Lucky animals have always been popular in Japan. People pray for safe childbirth, family health and longevity, as well as for business prosperity and success at work. Many Japanese buy charms and talismans to keep at home or to give as a gift to family, friends and business associates when they visit local shrines and temples at New Year.

Lucky animals first became popular in the Edo period (1603-1868). The best-known of these charms to have survived to the present day is the maneki-neko 招き猫 (beckoning cat), which is considered indispensable for inviting good luck to a business. Its raised right paw brings in the money, while its left paw symbolises matchmaking, bringing people together.

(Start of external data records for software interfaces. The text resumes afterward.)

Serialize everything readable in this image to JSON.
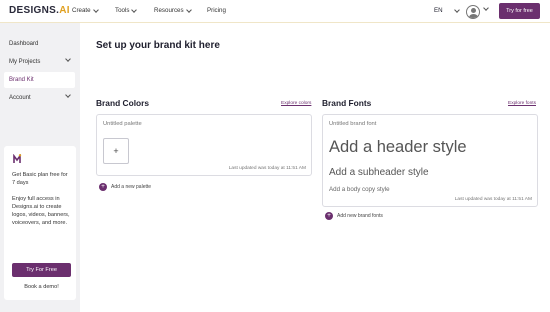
{
  "header": {
    "logo_text": "DESIGNS.",
    "logo_accent": "AI",
    "nav": [
      {
        "label": "Create"
      },
      {
        "label": "Tools"
      },
      {
        "label": "Resources"
      },
      {
        "label": "Pricing"
      }
    ],
    "language": "EN",
    "try_free_label": "Try for free"
  },
  "sidebar": {
    "items": [
      {
        "label": "Dashboard"
      },
      {
        "label": "My Projects"
      },
      {
        "label": "Brand Kit"
      },
      {
        "label": "Account"
      }
    ],
    "promo": {
      "title": "Get Basic plan free for 7 days",
      "text": "Enjoy full access in Designs.ai to create logos, videos, banners, voiceovers, and more.",
      "button_label": "Try For Free",
      "demo_label": "Book a demo!"
    }
  },
  "main": {
    "page_title": "Set up your brand kit here",
    "brand_colors": {
      "title": "Brand Colors",
      "explore_label": "Explore colors",
      "palette_name": "Untitled palette",
      "plus_glyph": "+",
      "updated_text": "Last updated was today at 11:51 AM",
      "add_label": "Add a new palette"
    },
    "brand_fonts": {
      "title": "Brand Fonts",
      "explore_label": "Explore fonts",
      "font_name": "Untitled brand font",
      "header_style": "Add a header style",
      "subheader_style": "Add a subheader style",
      "body_style": "Add a body copy style",
      "updated_text": "Last updated was today at 11:51 AM",
      "add_label": "Add new brand fonts"
    }
  },
  "colors": {
    "brand_purple": "#6b2f6e",
    "accent_orange": "#e0a020",
    "sidebar_bg": "#f1f1f3"
  }
}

Another lucky item, though not one so often used these days, is the inu hariko (papier-mache dog). They were given as gifts to pregnant women to pray for safe childbirth because dogs give birth to their young easily. It is made by gluing layers of paper to a frame made of clay or woven bamboo. Once the glue is dry, the frame is removed, leaving a lightweight hollow toy that can be painted in bright colours.

Kuribo, CC BY-SA 3.0, via Wikimedia Commons

The same dog wearing a bamboo basket on its head is known as zarukaburi inu (笊かぶり犬) and was said to ease a child's breathing, in the same way that the weave of a bamboo basket lets air and water pass through. Moreover, the Chinese character for 'bamboo' above the character for 'dog' looks like a smile and it is said that good fortune and happiness will come to those who smile.

Greg Hume, CC BY-SA 3.0, via Wikimedia Commons

Another lucky animal you don't see much these days is akae 赤絵 horned owl toys. In the Edo period, owls were said to drive away smallpox, which was much feared in those days. The owl's keen vision meant it could spot danger from a distance. The toys were painted red in the belief that red warded off evil spirits. To this day, some people still give akae horned owl toys to children as a way of protecting their healthy growth.

By - George Lloyd.